(YOUR ASSIGNMENT): Restate all the data exactly, so that each line is the same as before.

(Page and application data records):
○ ○ ○ ○ ○
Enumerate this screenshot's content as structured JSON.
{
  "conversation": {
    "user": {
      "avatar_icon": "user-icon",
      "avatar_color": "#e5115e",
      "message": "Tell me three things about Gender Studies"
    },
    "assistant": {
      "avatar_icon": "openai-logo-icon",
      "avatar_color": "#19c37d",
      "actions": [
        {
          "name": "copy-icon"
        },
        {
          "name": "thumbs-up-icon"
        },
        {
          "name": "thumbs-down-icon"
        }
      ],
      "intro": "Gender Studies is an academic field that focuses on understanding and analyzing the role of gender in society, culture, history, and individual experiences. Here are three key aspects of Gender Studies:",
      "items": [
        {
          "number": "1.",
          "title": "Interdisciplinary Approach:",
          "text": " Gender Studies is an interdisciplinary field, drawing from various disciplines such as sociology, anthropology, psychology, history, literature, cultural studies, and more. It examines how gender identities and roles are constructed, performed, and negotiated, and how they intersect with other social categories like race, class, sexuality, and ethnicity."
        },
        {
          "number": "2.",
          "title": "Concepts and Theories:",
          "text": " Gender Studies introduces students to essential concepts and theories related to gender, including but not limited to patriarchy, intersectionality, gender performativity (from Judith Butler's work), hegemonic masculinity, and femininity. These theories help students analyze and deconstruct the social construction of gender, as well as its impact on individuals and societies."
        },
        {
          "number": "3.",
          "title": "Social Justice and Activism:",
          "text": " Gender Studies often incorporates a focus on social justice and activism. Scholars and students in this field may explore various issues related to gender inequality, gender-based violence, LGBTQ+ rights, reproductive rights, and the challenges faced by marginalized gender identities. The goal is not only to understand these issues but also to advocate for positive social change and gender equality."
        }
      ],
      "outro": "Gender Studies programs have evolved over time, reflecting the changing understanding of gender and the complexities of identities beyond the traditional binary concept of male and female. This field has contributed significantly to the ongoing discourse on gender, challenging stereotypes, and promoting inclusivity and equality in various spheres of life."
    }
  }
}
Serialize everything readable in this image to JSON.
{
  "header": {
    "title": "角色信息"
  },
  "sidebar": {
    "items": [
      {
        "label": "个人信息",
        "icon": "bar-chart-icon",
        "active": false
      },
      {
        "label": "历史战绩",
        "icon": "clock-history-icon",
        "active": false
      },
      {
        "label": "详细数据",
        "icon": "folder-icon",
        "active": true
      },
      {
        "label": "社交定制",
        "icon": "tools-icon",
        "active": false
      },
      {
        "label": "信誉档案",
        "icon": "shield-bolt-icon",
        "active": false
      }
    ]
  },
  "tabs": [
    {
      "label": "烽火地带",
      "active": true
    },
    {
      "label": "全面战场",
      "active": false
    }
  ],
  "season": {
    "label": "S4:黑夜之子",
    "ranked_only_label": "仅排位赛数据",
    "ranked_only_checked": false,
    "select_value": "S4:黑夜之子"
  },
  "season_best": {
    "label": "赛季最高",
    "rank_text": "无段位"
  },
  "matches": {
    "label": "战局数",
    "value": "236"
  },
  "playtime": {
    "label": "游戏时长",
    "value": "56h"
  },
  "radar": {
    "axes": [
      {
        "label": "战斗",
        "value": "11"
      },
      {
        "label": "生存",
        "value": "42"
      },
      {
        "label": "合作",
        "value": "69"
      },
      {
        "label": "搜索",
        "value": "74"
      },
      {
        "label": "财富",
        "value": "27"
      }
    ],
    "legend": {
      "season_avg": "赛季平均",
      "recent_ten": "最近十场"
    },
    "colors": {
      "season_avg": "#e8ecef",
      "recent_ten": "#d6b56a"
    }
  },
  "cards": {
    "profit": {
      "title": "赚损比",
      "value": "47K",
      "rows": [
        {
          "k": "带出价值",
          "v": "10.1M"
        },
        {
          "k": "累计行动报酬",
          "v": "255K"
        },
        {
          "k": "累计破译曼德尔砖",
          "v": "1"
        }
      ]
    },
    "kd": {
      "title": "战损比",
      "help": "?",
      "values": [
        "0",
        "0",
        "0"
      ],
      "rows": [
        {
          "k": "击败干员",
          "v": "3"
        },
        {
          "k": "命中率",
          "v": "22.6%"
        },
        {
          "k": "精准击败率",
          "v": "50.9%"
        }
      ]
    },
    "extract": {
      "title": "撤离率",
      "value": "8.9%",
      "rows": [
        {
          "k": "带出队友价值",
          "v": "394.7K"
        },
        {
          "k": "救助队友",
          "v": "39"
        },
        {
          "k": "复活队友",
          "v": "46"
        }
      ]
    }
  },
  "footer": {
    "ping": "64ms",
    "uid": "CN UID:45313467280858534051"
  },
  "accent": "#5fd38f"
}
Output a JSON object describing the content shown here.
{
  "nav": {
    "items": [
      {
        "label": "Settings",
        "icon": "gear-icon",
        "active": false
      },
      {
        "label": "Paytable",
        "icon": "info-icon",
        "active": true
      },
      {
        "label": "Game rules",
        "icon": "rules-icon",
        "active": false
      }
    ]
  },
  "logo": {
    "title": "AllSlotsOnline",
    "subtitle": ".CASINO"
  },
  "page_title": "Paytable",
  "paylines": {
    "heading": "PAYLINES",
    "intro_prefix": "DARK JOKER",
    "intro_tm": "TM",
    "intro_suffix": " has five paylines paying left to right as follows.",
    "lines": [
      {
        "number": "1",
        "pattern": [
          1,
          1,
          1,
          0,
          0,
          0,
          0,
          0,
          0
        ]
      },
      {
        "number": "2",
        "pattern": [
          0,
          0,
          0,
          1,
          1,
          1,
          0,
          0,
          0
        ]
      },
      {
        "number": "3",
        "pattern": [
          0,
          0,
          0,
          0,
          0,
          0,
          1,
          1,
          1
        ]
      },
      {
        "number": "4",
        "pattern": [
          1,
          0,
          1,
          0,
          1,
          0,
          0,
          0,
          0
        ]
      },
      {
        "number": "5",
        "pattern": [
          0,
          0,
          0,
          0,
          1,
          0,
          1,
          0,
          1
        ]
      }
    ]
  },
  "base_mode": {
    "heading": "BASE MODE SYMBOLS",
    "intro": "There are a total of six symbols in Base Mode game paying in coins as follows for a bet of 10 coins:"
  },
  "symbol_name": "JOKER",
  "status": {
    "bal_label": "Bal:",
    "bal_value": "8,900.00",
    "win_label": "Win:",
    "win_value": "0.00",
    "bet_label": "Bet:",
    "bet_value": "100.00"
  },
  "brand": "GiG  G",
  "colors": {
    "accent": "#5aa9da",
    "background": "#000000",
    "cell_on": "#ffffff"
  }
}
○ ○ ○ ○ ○
(SOLUTION FOR THIS TASK):
Enumerate this screenshot's content as structured JSON.
{
  "conversation": {
    "user": {
      "avatar_icon": "user-icon",
      "avatar_color": "#e5115e",
      "message": "Tell me three things about Gender Studies"
    },
    "assistant": {
      "avatar_icon": "openai-logo-icon",
      "avatar_color": "#19c37d",
      "actions": [
        {
          "name": "copy-icon"
        },
        {
          "name": "thumbs-up-icon"
        },
        {
          "name": "thumbs-down-icon"
        }
      ],
      "intro": "Gender Studies is an academic field that focuses on understanding and analyzing the role of gender in society, culture, history, and individual experiences. Here are three key aspects of Gender Studies:",
      "items": [
        {
          "number": "1.",
          "title": "Interdisciplinary Approach:",
          "text": " Gender Studies is an interdisciplinary field, drawing from various disciplines such as sociology, anthropology, psychology, history, literature, cultural studies, and more. It examines how gender identities and roles are constructed, performed, and negotiated, and how they intersect with other social categories like race, class, sexuality, and ethnicity."
        },
        {
          "number": "2.",
          "title": "Concepts and Theories:",
          "text": " Gender Studies introduces students to essential concepts and theories related to gender, including but not limited to patriarchy, intersectionality, gender performativity (from Judith Butler's work), hegemonic masculinity, and femininity. These theories help students analyze and deconstruct the social construction of gender, as well as its impact on individuals and societies."
        },
        {
          "number": "3.",
          "title": "Social Justice and Activism:",
          "text": " Gender Studies often incorporates a focus on social justice and activism. Scholars and students in this field may explore various issues related to gender inequality, gender-based violence, LGBTQ+ rights, reproductive rights, and the challenges faced by marginalized gender identities. The goal is not only to understand these issues but also to advocate for positive social change and gender equality."
        }
      ],
      "outro": "Gender Studies programs have evolved over time, reflecting the changing understanding of gender and the complexities of identities beyond the traditional binary concept of male and female. This field has contributed significantly to the ongoing discourse on gender, challenging stereotypes, and promoting inclusivity and equality in various spheres of life."
    }
  }
}
Serialize everything readable in this image to JSON.
{
  "header": {
    "title": "角色信息"
  },
  "sidebar": {
    "items": [
      {
        "label": "个人信息",
        "icon": "bar-chart-icon",
        "active": false
      },
      {
        "label": "历史战绩",
        "icon": "clock-history-icon",
        "active": false
      },
      {
        "label": "详细数据",
        "icon": "folder-icon",
        "active": true
      },
      {
        "label": "社交定制",
        "icon": "tools-icon",
        "active": false
      },
      {
        "label": "信誉档案",
        "icon": "shield-bolt-icon",
        "active": false
      }
    ]
  },
  "tabs": [
    {
      "label": "烽火地带",
      "active": true
    },
    {
      "label": "全面战场",
      "active": false
    }
  ],
  "season": {
    "label": "S4:黑夜之子",
    "ranked_only_label": "仅排位赛数据",
    "ranked_only_checked": false,
    "select_value": "S4:黑夜之子"
  },
  "season_best": {
    "label": "赛季最高",
    "rank_text": "无段位"
  },
  "matches": {
    "label": "战局数",
    "value": "236"
  },
  "playtime": {
    "label": "游戏时长",
    "value": "56h"
  },
  "radar": {
    "axes": [
      {
        "label": "战斗",
        "value": "11"
      },
      {
        "label": "生存",
        "value": "42"
      },
      {
        "label": "合作",
        "value": "69"
      },
      {
        "label": "搜索",
        "value": "74"
      },
      {
        "label": "财富",
        "value": "27"
      }
    ],
    "legend": {
      "season_avg": "赛季平均",
      "recent_ten": "最近十场"
    },
    "colors": {
      "season_avg": "#e8ecef",
      "recent_ten": "#d6b56a"
    }
  },
  "cards": {
    "profit": {
      "title": "赚损比",
      "value": "47K",
      "rows": [
        {
          "k": "带出价值",
          "v": "10.1M"
        },
        {
          "k": "累计行动报酬",
          "v": "255K"
        },
        {
          "k": "累计破译曼德尔砖",
          "v": "1"
        }
      ]
    },
    "kd": {
      "title": "战损比",
      "help": "?",
      "values": [
        "0",
        "0",
        "0"
      ],
      "rows": [
        {
          "k": "击败干员",
          "v": "3"
        },
        {
          "k": "命中率",
          "v": "22.6%"
        },
        {
          "k": "精准击败率",
          "v": "50.9%"
        }
      ]
    },
    "extract": {
      "title": "撤离率",
      "value": "8.9%",
      "rows": [
        {
          "k": "带出队友价值",
          "v": "394.7K"
        },
        {
          "k": "救助队友",
          "v": "39"
        },
        {
          "k": "复活队友",
          "v": "46"
        }
      ]
    }
  },
  "footer": {
    "ping": "64ms",
    "uid": "CN UID:45313467280858534051"
  },
  "accent": "#5fd38f"
}
Output a JSON object describing the content shown here.
{
  "nav": {
    "items": [
      {
        "label": "Settings",
        "icon": "gear-icon",
        "active": false
      },
      {
        "label": "Paytable",
        "icon": "info-icon",
        "active": true
      },
      {
        "label": "Game rules",
        "icon": "rules-icon",
        "active": false
      }
    ]
  },
  "logo": {
    "title": "AllSlotsOnline",
    "subtitle": ".CASINO"
  },
  "page_title": "Paytable",
  "paylines": {
    "heading": "PAYLINES",
    "intro_prefix": "DARK JOKER",
    "intro_tm": "TM",
    "intro_suffix": " has five paylines paying left to right as follows.",
    "lines": [
      {
        "number": "1",
        "pattern": [
          1,
          1,
          1,
          0,
          0,
          0,
          0,
          0,
          0
        ]
      },
      {
        "number": "2",
        "pattern": [
          0,
          0,
          0,
          1,
          1,
          1,
          0,
          0,
          0
        ]
      },
      {
        "number": "3",
        "pattern": [
          0,
          0,
          0,
          0,
          0,
          0,
          1,
          1,
          1
        ]
      },
      {
        "number": "4",
        "pattern": [
          1,
          0,
          1,
          0,
          1,
          0,
          0,
          0,
          0
        ]
      },
      {
        "number": "5",
        "pattern": [
          0,
          0,
          0,
          0,
          1,
          0,
          1,
          0,
          1
        ]
      }
    ]
  },
  "base_mode": {
    "heading": "BASE MODE SYMBOLS",
    "intro": "There are a total of six symbols in Base Mode game paying in coins as follows for a bet of 10 coins:"
  },
  "symbol_name": "JOKER",
  "status": {
    "bal_label": "Bal:",
    "bal_value": "8,900.00",
    "win_label": "Win:",
    "win_value": "0.00",
    "bet_label": "Bet:",
    "bet_value": "100.00"
  },
  "brand": "GiG  G",
  "colors": {
    "accent": "#5aa9da",
    "background": "#000000",
    "cell_on": "#ffffff"
  }
}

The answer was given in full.